All 50 states, the District of Columbia, Guam, Puerto Rico, and the US Virgin Islands have enacted legislation requiring both public and private entities to notify affected individuals and state Attorneys General of security breaches that involve personal information. These laws generally contain provisions defining the applicable scope of a breach; the type of information that, if breached, triggers notification; the content, method, and timing of the notification; and any exemptions to the above.
The scope of information covered by breach notification laws vary by state. They often include Social Security Numbers, driver’s license numbers, and financial account information. Several laws – namely those in California, New York, and Vermont – also include biometric or genetic information when combined with other identifying information, and unencrypted username, email, and password information. Like the key elements that trigger a notification, the precipitating event – the security incident – ranges from the unauthorized acquisition to unauthorized access.

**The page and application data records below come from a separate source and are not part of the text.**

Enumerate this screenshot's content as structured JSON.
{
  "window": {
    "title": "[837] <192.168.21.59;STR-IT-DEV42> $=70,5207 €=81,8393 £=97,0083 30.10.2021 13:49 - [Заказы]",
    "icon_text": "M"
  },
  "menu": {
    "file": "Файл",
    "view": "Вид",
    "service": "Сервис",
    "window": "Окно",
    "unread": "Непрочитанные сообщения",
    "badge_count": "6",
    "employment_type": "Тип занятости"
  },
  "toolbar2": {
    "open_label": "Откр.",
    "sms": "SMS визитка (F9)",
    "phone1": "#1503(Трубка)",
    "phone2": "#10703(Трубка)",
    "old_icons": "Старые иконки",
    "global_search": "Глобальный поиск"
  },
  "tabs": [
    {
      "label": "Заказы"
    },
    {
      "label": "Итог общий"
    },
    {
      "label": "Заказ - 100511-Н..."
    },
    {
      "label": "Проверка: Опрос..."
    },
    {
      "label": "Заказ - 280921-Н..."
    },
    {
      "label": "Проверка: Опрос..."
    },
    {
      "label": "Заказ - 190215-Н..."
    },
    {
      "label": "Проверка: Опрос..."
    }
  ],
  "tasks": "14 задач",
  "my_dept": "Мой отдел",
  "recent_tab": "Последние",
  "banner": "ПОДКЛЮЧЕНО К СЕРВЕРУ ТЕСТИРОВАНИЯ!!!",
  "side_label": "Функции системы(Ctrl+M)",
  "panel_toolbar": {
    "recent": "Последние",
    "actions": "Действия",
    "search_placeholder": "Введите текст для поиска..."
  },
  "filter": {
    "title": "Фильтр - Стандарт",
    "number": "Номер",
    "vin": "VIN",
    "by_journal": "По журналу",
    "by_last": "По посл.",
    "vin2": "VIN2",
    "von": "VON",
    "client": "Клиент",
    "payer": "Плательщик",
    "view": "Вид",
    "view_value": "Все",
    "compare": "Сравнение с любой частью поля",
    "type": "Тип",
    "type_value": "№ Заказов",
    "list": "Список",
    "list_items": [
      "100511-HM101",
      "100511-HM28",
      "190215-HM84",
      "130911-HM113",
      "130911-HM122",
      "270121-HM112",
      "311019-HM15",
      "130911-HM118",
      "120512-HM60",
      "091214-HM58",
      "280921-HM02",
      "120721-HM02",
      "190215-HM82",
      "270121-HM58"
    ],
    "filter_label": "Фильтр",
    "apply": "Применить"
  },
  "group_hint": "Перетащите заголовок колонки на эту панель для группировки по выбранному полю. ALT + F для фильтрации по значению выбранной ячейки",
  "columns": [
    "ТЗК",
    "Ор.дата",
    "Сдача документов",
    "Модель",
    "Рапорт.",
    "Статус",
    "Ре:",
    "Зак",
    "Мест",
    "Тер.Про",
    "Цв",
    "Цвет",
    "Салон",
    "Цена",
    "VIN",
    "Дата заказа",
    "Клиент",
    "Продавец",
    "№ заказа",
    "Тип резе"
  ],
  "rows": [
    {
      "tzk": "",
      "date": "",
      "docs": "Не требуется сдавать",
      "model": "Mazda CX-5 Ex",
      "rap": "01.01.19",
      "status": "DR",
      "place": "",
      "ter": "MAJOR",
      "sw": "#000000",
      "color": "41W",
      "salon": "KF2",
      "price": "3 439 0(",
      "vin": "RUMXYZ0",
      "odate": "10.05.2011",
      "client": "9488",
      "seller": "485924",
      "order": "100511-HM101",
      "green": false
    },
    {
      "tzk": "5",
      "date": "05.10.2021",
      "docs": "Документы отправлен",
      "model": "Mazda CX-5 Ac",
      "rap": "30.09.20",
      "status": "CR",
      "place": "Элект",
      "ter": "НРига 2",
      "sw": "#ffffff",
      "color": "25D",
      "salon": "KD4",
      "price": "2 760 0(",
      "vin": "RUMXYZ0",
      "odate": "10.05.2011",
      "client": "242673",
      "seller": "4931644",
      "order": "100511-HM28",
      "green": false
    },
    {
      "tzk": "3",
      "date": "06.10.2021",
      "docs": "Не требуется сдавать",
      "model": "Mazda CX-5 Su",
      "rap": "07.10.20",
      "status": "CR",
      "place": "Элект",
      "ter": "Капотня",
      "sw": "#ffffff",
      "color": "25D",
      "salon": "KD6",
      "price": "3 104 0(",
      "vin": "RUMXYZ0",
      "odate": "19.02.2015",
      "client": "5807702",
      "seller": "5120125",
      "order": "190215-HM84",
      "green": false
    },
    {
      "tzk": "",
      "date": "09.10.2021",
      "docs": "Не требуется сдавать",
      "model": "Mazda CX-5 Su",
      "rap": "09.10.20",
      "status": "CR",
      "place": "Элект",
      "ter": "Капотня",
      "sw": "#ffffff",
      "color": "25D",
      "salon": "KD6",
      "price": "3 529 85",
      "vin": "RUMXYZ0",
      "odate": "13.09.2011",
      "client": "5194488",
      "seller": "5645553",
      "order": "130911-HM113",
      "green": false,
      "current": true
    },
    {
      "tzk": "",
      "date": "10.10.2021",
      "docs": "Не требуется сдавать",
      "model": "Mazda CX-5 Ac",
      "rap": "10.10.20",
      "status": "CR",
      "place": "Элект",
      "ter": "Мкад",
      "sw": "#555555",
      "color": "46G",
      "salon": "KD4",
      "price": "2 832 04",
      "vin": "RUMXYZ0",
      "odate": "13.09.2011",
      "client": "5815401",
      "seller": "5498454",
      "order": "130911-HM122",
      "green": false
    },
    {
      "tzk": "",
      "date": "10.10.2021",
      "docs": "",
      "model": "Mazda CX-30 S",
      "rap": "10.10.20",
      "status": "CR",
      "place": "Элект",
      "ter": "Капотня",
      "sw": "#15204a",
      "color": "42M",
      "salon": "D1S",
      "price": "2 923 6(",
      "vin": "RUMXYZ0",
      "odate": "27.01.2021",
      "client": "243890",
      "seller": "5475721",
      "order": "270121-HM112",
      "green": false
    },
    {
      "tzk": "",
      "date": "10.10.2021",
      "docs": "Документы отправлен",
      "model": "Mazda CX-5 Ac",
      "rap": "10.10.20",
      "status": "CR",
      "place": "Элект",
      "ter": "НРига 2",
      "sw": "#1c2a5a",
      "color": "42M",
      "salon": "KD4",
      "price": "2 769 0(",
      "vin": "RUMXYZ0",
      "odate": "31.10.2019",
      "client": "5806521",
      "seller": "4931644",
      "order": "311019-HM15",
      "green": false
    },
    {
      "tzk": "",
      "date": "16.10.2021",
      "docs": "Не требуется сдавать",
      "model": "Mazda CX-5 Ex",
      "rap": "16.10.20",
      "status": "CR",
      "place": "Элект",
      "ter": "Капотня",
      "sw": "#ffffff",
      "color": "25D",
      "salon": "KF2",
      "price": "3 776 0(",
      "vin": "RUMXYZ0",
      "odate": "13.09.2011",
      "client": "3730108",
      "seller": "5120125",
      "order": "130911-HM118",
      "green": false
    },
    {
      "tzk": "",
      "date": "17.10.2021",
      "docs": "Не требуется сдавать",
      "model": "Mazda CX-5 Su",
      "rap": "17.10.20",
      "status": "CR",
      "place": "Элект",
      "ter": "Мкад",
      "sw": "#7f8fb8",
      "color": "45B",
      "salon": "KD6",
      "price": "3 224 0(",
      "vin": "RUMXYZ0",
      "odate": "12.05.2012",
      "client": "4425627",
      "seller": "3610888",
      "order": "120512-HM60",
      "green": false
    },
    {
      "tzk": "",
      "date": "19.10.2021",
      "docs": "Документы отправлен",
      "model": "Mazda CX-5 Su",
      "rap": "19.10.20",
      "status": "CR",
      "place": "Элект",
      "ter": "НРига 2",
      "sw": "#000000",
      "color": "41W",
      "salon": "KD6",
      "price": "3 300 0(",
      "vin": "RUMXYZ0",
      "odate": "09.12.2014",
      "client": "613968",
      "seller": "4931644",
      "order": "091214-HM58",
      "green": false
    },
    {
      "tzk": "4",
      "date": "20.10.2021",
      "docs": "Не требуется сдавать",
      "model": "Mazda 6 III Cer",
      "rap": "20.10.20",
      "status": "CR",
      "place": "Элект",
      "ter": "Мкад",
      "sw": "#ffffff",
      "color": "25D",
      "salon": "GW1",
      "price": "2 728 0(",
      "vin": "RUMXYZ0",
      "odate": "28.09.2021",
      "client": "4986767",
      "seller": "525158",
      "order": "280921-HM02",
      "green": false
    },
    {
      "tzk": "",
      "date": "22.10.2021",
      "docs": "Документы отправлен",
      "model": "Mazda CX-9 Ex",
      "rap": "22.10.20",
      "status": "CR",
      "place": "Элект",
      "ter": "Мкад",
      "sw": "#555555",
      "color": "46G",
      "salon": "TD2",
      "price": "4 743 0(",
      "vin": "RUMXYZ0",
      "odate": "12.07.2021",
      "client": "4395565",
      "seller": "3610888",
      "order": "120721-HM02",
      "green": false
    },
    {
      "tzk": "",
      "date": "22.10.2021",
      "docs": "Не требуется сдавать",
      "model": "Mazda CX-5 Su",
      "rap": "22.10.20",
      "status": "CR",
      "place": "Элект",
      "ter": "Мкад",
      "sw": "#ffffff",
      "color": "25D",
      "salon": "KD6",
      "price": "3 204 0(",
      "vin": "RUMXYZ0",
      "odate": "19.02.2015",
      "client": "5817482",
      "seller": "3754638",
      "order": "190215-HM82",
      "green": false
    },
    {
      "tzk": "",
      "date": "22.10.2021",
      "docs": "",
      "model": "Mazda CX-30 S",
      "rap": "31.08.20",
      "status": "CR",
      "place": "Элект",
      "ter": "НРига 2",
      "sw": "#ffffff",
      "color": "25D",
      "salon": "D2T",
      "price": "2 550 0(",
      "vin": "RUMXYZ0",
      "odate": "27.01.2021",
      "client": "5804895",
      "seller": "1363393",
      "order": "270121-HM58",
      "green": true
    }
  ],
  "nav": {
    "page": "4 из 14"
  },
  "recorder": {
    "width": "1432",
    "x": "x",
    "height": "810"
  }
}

Several state data breach notification laws require covered entities to implement reasonable information security measures or provide a safe harbor to those entities that have a cybersecurity program. For example, Ohio’s data breach notification law provides a safe harbor for covered entities that adopt and comply with a written cybersecurity program that provides for administrative, technical, and physical safeguards in accordance with industry-recognized cybersecurity frameworks.1
1 Ohio Rev. Code § 1354.01-.05.